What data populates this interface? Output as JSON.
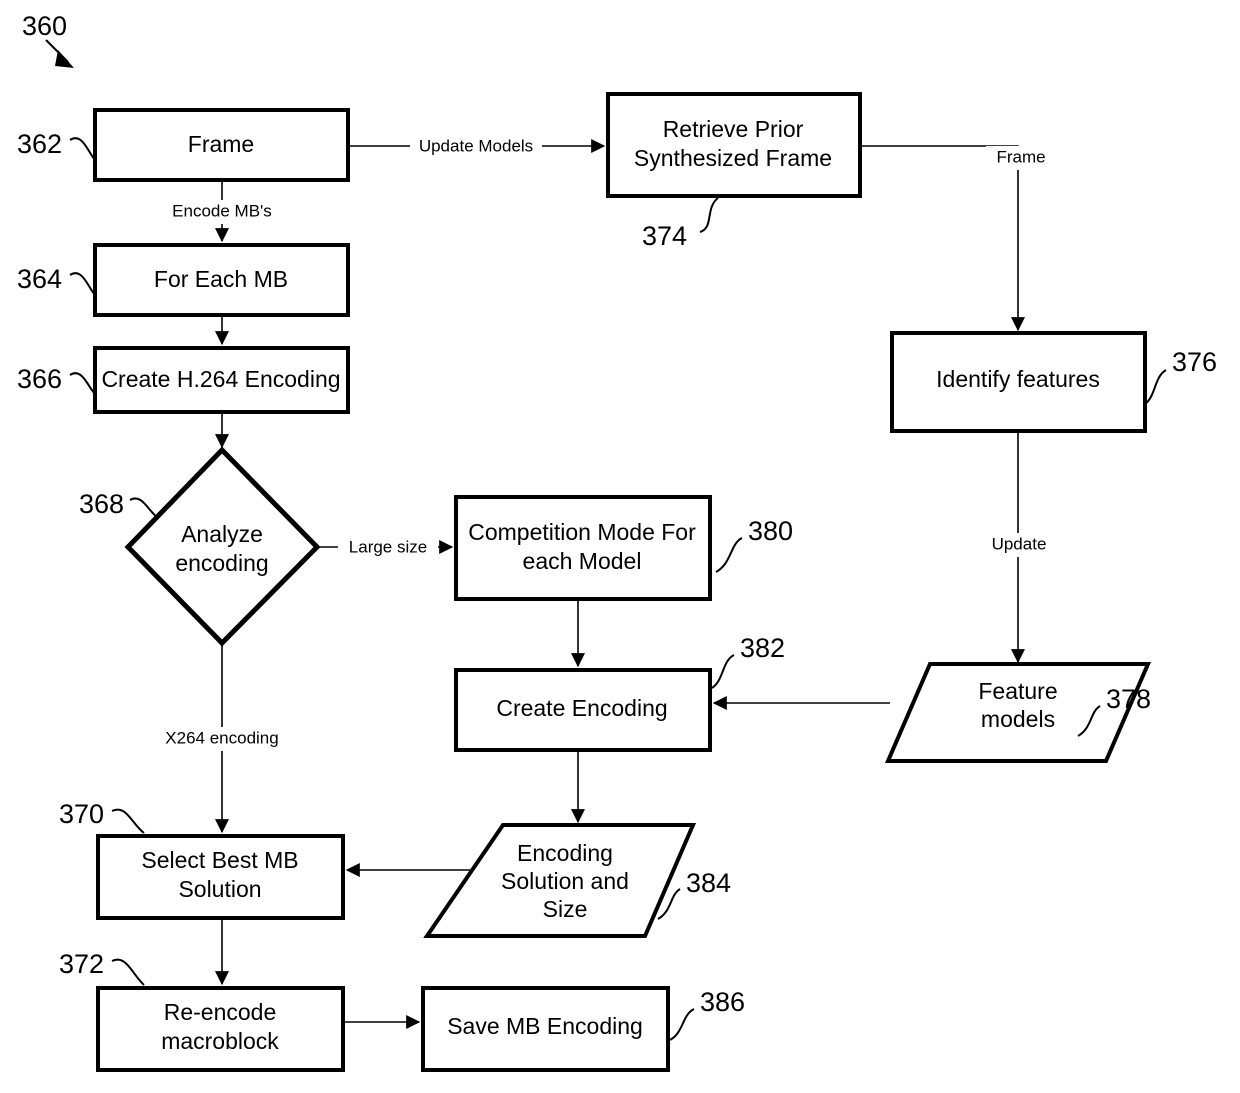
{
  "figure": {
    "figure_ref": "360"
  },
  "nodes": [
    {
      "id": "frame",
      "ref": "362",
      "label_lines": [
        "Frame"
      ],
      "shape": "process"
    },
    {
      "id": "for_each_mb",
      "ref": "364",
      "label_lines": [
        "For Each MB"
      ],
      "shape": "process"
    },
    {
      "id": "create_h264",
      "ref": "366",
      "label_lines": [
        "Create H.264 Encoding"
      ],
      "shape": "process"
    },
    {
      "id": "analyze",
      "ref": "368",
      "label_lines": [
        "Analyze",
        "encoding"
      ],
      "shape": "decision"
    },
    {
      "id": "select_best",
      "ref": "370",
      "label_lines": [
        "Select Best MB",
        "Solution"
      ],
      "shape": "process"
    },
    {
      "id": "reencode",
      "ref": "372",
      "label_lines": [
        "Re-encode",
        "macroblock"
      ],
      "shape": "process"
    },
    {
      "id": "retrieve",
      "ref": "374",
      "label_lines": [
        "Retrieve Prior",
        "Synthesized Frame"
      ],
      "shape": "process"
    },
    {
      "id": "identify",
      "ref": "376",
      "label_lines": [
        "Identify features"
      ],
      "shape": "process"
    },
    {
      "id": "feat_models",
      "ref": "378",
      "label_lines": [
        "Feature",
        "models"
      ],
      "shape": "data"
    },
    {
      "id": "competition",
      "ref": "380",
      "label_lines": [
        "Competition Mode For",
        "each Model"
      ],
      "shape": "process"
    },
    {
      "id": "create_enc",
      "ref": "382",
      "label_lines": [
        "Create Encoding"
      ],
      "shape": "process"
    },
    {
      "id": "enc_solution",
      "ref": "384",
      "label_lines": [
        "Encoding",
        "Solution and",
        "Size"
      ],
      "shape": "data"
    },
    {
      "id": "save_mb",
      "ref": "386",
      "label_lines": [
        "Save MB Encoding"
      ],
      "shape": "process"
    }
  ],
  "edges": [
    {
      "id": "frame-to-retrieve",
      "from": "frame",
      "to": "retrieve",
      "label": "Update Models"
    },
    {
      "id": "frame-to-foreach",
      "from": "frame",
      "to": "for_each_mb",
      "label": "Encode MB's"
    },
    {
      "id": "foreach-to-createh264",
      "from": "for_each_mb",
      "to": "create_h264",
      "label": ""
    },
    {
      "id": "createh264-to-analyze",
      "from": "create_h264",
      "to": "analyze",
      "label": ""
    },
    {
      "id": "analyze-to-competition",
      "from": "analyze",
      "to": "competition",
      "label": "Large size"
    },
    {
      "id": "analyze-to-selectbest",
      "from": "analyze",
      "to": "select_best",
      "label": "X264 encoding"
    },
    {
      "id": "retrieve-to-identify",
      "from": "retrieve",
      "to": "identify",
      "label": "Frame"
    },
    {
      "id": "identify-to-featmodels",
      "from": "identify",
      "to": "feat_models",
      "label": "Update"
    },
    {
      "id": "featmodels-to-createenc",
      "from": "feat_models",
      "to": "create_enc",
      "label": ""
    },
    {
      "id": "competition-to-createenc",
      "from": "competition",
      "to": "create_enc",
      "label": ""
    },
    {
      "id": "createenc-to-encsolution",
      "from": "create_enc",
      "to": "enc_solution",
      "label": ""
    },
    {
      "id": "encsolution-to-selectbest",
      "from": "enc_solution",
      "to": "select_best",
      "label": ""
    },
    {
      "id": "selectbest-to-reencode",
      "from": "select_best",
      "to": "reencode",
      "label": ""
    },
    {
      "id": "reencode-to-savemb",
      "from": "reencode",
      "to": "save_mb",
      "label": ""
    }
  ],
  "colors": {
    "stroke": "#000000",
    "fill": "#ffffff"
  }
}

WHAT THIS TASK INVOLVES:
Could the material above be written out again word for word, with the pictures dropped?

ANSWER BOX:
What data populates this interface? Output as JSON.
{
  "figure": {
    "figure_ref": "360"
  },
  "nodes": [
    {
      "id": "frame",
      "ref": "362",
      "label_lines": [
        "Frame"
      ],
      "shape": "process"
    },
    {
      "id": "for_each_mb",
      "ref": "364",
      "label_lines": [
        "For Each MB"
      ],
      "shape": "process"
    },
    {
      "id": "create_h264",
      "ref": "366",
      "label_lines": [
        "Create H.264 Encoding"
      ],
      "shape": "process"
    },
    {
      "id": "analyze",
      "ref": "368",
      "label_lines": [
        "Analyze",
        "encoding"
      ],
      "shape": "decision"
    },
    {
      "id": "select_best",
      "ref": "370",
      "label_lines": [
        "Select Best MB",
        "Solution"
      ],
      "shape": "process"
    },
    {
      "id": "reencode",
      "ref": "372",
      "label_lines": [
        "Re-encode",
        "macroblock"
      ],
      "shape": "process"
    },
    {
      "id": "retrieve",
      "ref": "374",
      "label_lines": [
        "Retrieve Prior",
        "Synthesized Frame"
      ],
      "shape": "process"
    },
    {
      "id": "identify",
      "ref": "376",
      "label_lines": [
        "Identify features"
      ],
      "shape": "process"
    },
    {
      "id": "feat_models",
      "ref": "378",
      "label_lines": [
        "Feature",
        "models"
      ],
      "shape": "data"
    },
    {
      "id": "competition",
      "ref": "380",
      "label_lines": [
        "Competition Mode For",
        "each Model"
      ],
      "shape": "process"
    },
    {
      "id": "create_enc",
      "ref": "382",
      "label_lines": [
        "Create Encoding"
      ],
      "shape": "process"
    },
    {
      "id": "enc_solution",
      "ref": "384",
      "label_lines": [
        "Encoding",
        "Solution and",
        "Size"
      ],
      "shape": "data"
    },
    {
      "id": "save_mb",
      "ref": "386",
      "label_lines": [
        "Save MB Encoding"
      ],
      "shape": "process"
    }
  ],
  "edges": [
    {
      "id": "frame-to-retrieve",
      "from": "frame",
      "to": "retrieve",
      "label": "Update Models"
    },
    {
      "id": "frame-to-foreach",
      "from": "frame",
      "to": "for_each_mb",
      "label": "Encode MB's"
    },
    {
      "id": "foreach-to-createh264",
      "from": "for_each_mb",
      "to": "create_h264",
      "label": ""
    },
    {
      "id": "createh264-to-analyze",
      "from": "create_h264",
      "to": "analyze",
      "label": ""
    },
    {
      "id": "analyze-to-competition",
      "from": "analyze",
      "to": "competition",
      "label": "Large size"
    },
    {
      "id": "analyze-to-selectbest",
      "from": "analyze",
      "to": "select_best",
      "label": "X264 encoding"
    },
    {
      "id": "retrieve-to-identify",
      "from": "retrieve",
      "to": "identify",
      "label": "Frame"
    },
    {
      "id": "identify-to-featmodels",
      "from": "identify",
      "to": "feat_models",
      "label": "Update"
    },
    {
      "id": "featmodels-to-createenc",
      "from": "feat_models",
      "to": "create_enc",
      "label": ""
    },
    {
      "id": "competition-to-createenc",
      "from": "competition",
      "to": "create_enc",
      "label": ""
    },
    {
      "id": "createenc-to-encsolution",
      "from": "create_enc",
      "to": "enc_solution",
      "label": ""
    },
    {
      "id": "encsolution-to-selectbest",
      "from": "enc_solution",
      "to": "select_best",
      "label": ""
    },
    {
      "id": "selectbest-to-reencode",
      "from": "select_best",
      "to": "reencode",
      "label": ""
    },
    {
      "id": "reencode-to-savemb",
      "from": "reencode",
      "to": "save_mb",
      "label": ""
    }
  ],
  "colors": {
    "stroke": "#000000",
    "fill": "#ffffff"
  }
}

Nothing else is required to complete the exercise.